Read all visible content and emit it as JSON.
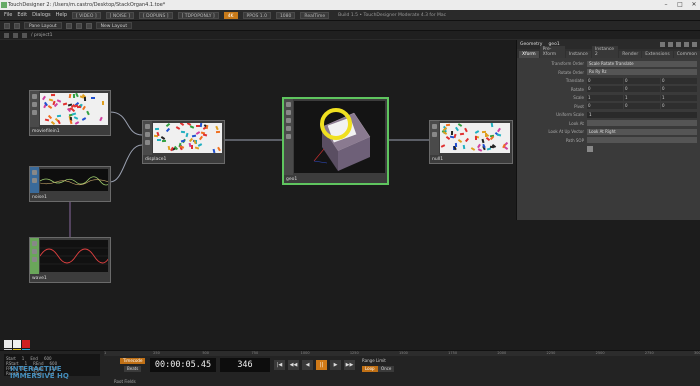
{
  "window": {
    "title": "TouchDesigner 2: /Users/m.castro/Desktop/StackOrgan4.1.toe*",
    "controls": [
      "–",
      "□",
      "✕"
    ]
  },
  "menubar": {
    "items": [
      "File",
      "Edit",
      "Dialogs",
      "Help"
    ],
    "tags": [
      "[ VIDEO ]",
      "[ NOISE ]",
      "[ DOPUNS ]",
      "[ TDPOPONLY ]",
      "4K",
      "PPOS 1.0",
      "1080",
      "RealTime"
    ],
    "status": "Build 1.5 • TouchDesigner Moderate 4.3 for Mac"
  },
  "toolbar": {
    "pane_layout": "Pane Layout",
    "new_layout": "New Layout"
  },
  "pathbar": {
    "path": "/ project1"
  },
  "nodes": {
    "movie": "moviefilein1",
    "displace": "displace1",
    "noise": "noise1",
    "geo": "geo1",
    "null": "null1",
    "wave": "wave1"
  },
  "params": {
    "header": "Geometry",
    "op_name": "geo1",
    "tabs": [
      "Xform",
      "Pre-Xform",
      "Instance",
      "Instance 2",
      "Render",
      "Extensions",
      "Common"
    ],
    "rows": [
      {
        "label": "Transform Order",
        "value": "Scale Rotate Translate"
      },
      {
        "label": "Rotate Order",
        "value": "Rx Ry Rz"
      },
      {
        "label": "Translate",
        "x": "0",
        "y": "0",
        "z": "0"
      },
      {
        "label": "Rotate",
        "x": "0",
        "y": "0",
        "z": "0"
      },
      {
        "label": "Scale",
        "x": "1",
        "y": "1",
        "z": "1"
      },
      {
        "label": "Pivot",
        "x": "0",
        "y": "0",
        "z": "0"
      },
      {
        "label": "Uniform Scale",
        "value": "1"
      },
      {
        "label": "Look At",
        "value": ""
      },
      {
        "label": "Look At Up Vector",
        "value": "Look At Right"
      },
      {
        "label": "Path SOP",
        "value": ""
      }
    ]
  },
  "palette": {
    "colors": [
      "#e8e8e8",
      "#f0f0f0",
      "#d02020",
      "#c8c8c8",
      "#e0c020",
      "#30a0d0",
      "#20c030",
      "#3050d0",
      "#d040a0",
      "#f08020",
      "#e02020",
      "#20c0c0"
    ]
  },
  "timeline": {
    "root_label": "Root Fields",
    "ruler": [
      "1",
      "250",
      "500",
      "750",
      "1000",
      "1250",
      "1500",
      "1750",
      "2000",
      "2250",
      "2500",
      "2750",
      "3000"
    ],
    "info": [
      [
        "Start",
        "1",
        "End",
        "600"
      ],
      [
        "RStart",
        "1",
        "REnd",
        "600"
      ],
      [
        "FPS",
        "60",
        "Tempo",
        "120"
      ],
      [
        "Resetf",
        "1",
        "TSig",
        "4 4"
      ]
    ],
    "timecode_btn": "Timecode",
    "beats_btn": "Beats",
    "timecode": "00:00:05.45",
    "frame": "346",
    "transport": [
      "|◀",
      "◀◀",
      "◀",
      "||",
      "▶",
      "▶▶"
    ],
    "range_label": "Range Limit",
    "loop_btn": "Loop",
    "once_btn": "Once",
    "watermark_1": "INTERACTIVE",
    "watermark_2": "IMMERSIVE HQ"
  },
  "colors": {
    "selected": "#5fc55f",
    "accent": "#d07a18",
    "wire": "#9aa0b0"
  }
}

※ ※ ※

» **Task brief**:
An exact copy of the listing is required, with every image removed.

» **Answer area**:
Read all visible content and emit it as JSON.
{
  "window": {
    "title": "TouchDesigner 2: /Users/m.castro/Desktop/StackOrgan4.1.toe*",
    "controls": [
      "–",
      "□",
      "✕"
    ]
  },
  "menubar": {
    "items": [
      "File",
      "Edit",
      "Dialogs",
      "Help"
    ],
    "tags": [
      "[ VIDEO ]",
      "[ NOISE ]",
      "[ DOPUNS ]",
      "[ TDPOPONLY ]",
      "4K",
      "PPOS 1.0",
      "1080",
      "RealTime"
    ],
    "status": "Build 1.5 • TouchDesigner Moderate 4.3 for Mac"
  },
  "toolbar": {
    "pane_layout": "Pane Layout",
    "new_layout": "New Layout"
  },
  "pathbar": {
    "path": "/ project1"
  },
  "nodes": {
    "movie": "moviefilein1",
    "displace": "displace1",
    "noise": "noise1",
    "geo": "geo1",
    "null": "null1",
    "wave": "wave1"
  },
  "params": {
    "header": "Geometry",
    "op_name": "geo1",
    "tabs": [
      "Xform",
      "Pre-Xform",
      "Instance",
      "Instance 2",
      "Render",
      "Extensions",
      "Common"
    ],
    "rows": [
      {
        "label": "Transform Order",
        "value": "Scale Rotate Translate"
      },
      {
        "label": "Rotate Order",
        "value": "Rx Ry Rz"
      },
      {
        "label": "Translate",
        "x": "0",
        "y": "0",
        "z": "0"
      },
      {
        "label": "Rotate",
        "x": "0",
        "y": "0",
        "z": "0"
      },
      {
        "label": "Scale",
        "x": "1",
        "y": "1",
        "z": "1"
      },
      {
        "label": "Pivot",
        "x": "0",
        "y": "0",
        "z": "0"
      },
      {
        "label": "Uniform Scale",
        "value": "1"
      },
      {
        "label": "Look At",
        "value": ""
      },
      {
        "label": "Look At Up Vector",
        "value": "Look At Right"
      },
      {
        "label": "Path SOP",
        "value": ""
      }
    ]
  },
  "palette": {
    "colors": [
      "#e8e8e8",
      "#f0f0f0",
      "#d02020",
      "#c8c8c8",
      "#e0c020",
      "#30a0d0",
      "#20c030",
      "#3050d0",
      "#d040a0",
      "#f08020",
      "#e02020",
      "#20c0c0"
    ]
  },
  "timeline": {
    "root_label": "Root Fields",
    "ruler": [
      "1",
      "250",
      "500",
      "750",
      "1000",
      "1250",
      "1500",
      "1750",
      "2000",
      "2250",
      "2500",
      "2750",
      "3000"
    ],
    "info": [
      [
        "Start",
        "1",
        "End",
        "600"
      ],
      [
        "RStart",
        "1",
        "REnd",
        "600"
      ],
      [
        "FPS",
        "60",
        "Tempo",
        "120"
      ],
      [
        "Resetf",
        "1",
        "TSig",
        "4 4"
      ]
    ],
    "timecode_btn": "Timecode",
    "beats_btn": "Beats",
    "timecode": "00:00:05.45",
    "frame": "346",
    "transport": [
      "|◀",
      "◀◀",
      "◀",
      "||",
      "▶",
      "▶▶"
    ],
    "range_label": "Range Limit",
    "loop_btn": "Loop",
    "once_btn": "Once",
    "watermark_1": "INTERACTIVE",
    "watermark_2": "IMMERSIVE HQ"
  },
  "colors": {
    "selected": "#5fc55f",
    "accent": "#d07a18",
    "wire": "#9aa0b0"
  }
}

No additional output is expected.